On Saturday 6 November, the Cape Home Educators and Kragdag hosted the Cape Town Home Education Expo at the Durbanville Conference Centre. There were multiple helpful lectures on various home education topics, stalls by a variety of resource providers, and even a homeschool youth market for youngsters to sell their own wares.

Home Education Expos are back

In 2020, there was no live, in-person home education event due to the lockdown regulations in place. It made this event all the more refreshing to attend for new homeschooling parents as well as those already homeschooling. Although the turnout was not as full as previous years, it was still encouraging to see people engaging with each other in constructive conversations on home education.

Parents need the support of others on the same journey, and the homeschool community is well-known for eagerly offering encouragement, pointers on resources and how to use them, and extending a hand to those who are terrified of taking the leap away from mainstream schooling.

Home education provides room for discussion, freedom, and change

Home education is a field where everyone has a voice — parents, children, and resource providers. Everyone can contribute ideas, feedback, and questions — something many parents are not used to. It’s obvious that today’s mainstream education system needs many changes, and it’s not well-equipped to implement them. The home education community stands in the gap with many families starting new businesses, making their own ideas and resources available for the benefit of children both in school and in home education.
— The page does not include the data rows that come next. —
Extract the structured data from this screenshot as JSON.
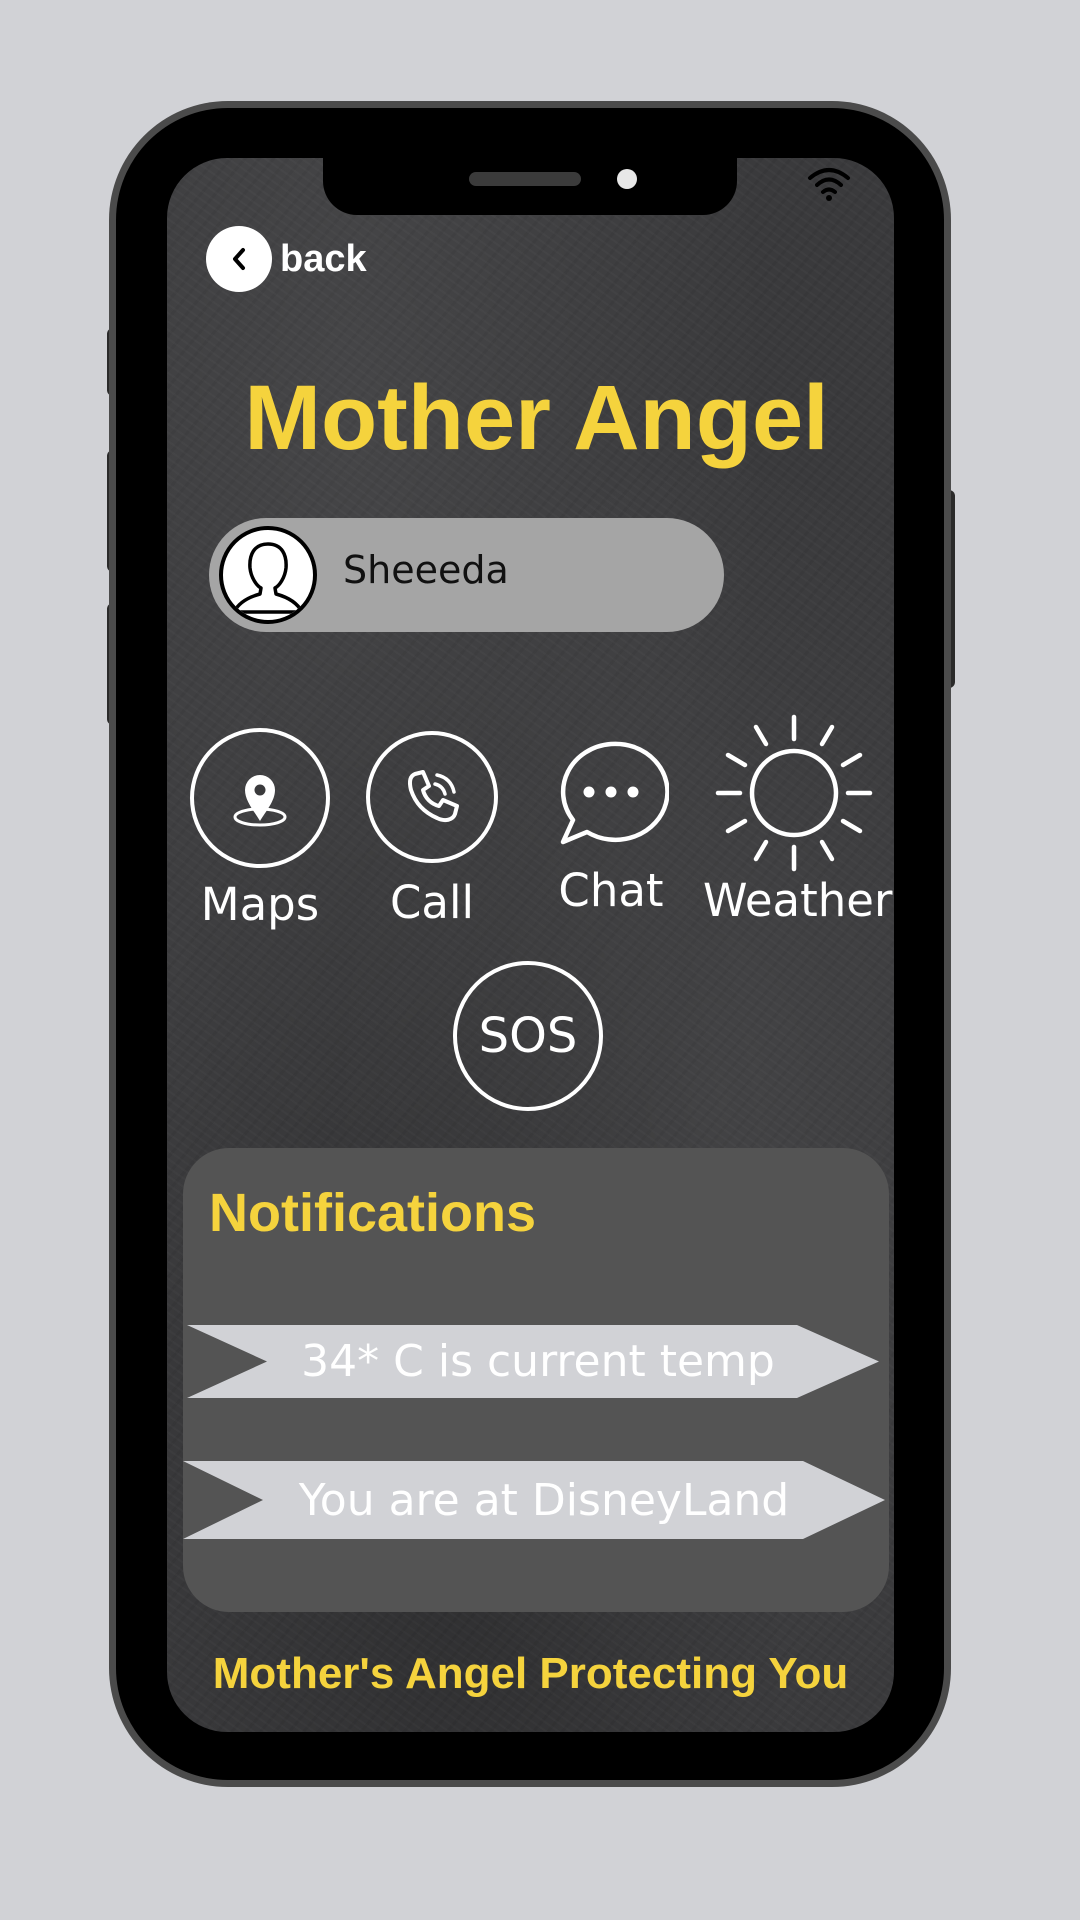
{
  "header": {
    "back_label": "back"
  },
  "app": {
    "title": "Mother Angel"
  },
  "user": {
    "name": "Sheeeda"
  },
  "actions": [
    {
      "label": "Maps",
      "icon": "map-pin-icon"
    },
    {
      "label": "Call",
      "icon": "phone-icon"
    },
    {
      "label": "Chat",
      "icon": "chat-bubble-icon"
    },
    {
      "label": "Weather",
      "icon": "sun-icon"
    }
  ],
  "sos": {
    "label": "SOS"
  },
  "notifications": {
    "title": "Notifications",
    "items": [
      "34* C is current temp",
      "You are at DisneyLand"
    ]
  },
  "footer": {
    "tagline": "Mother's Angel Protecting You"
  },
  "colors": {
    "accent": "#f5d33d",
    "background": "#3a3a3c",
    "panel": "#545454",
    "pill": "#a5a5a5"
  }
}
Mark Anderson, principal of Koa Academy and one of the exhibitors at the event, commented, “It's exciting to see so many people getting involved in this space. Education has long needed reinvigoration and reimagination, and we're thrilled that parents have more choice than ever before when it comes to how their children can access learning.

In short, home education is an approach, a tool, a support structure that is playing an increasingly obvious and crucial role in education for:

  1. teachers who feel left behind in terms of required skillsets for navigating the 4th Industrial Revolution,
  2. parents who are overwhelmed and struggling to navigate financial pressure and information overload,
  3. and most of all, the thousands of learners in desperate need of an education that will not only allow them to graduate high school, but to be prepared for the working world with relevant, current, and profitable skillsets.

Education is changing, and we’re changing with it

The only way to make education as a whole (both in schools and in home education) relevant, efficient, and successful in the coming years is by continued collaboration — standing together for education that is more child-centred, flexible, and useful. There is room for everyone to participate in this exciting time!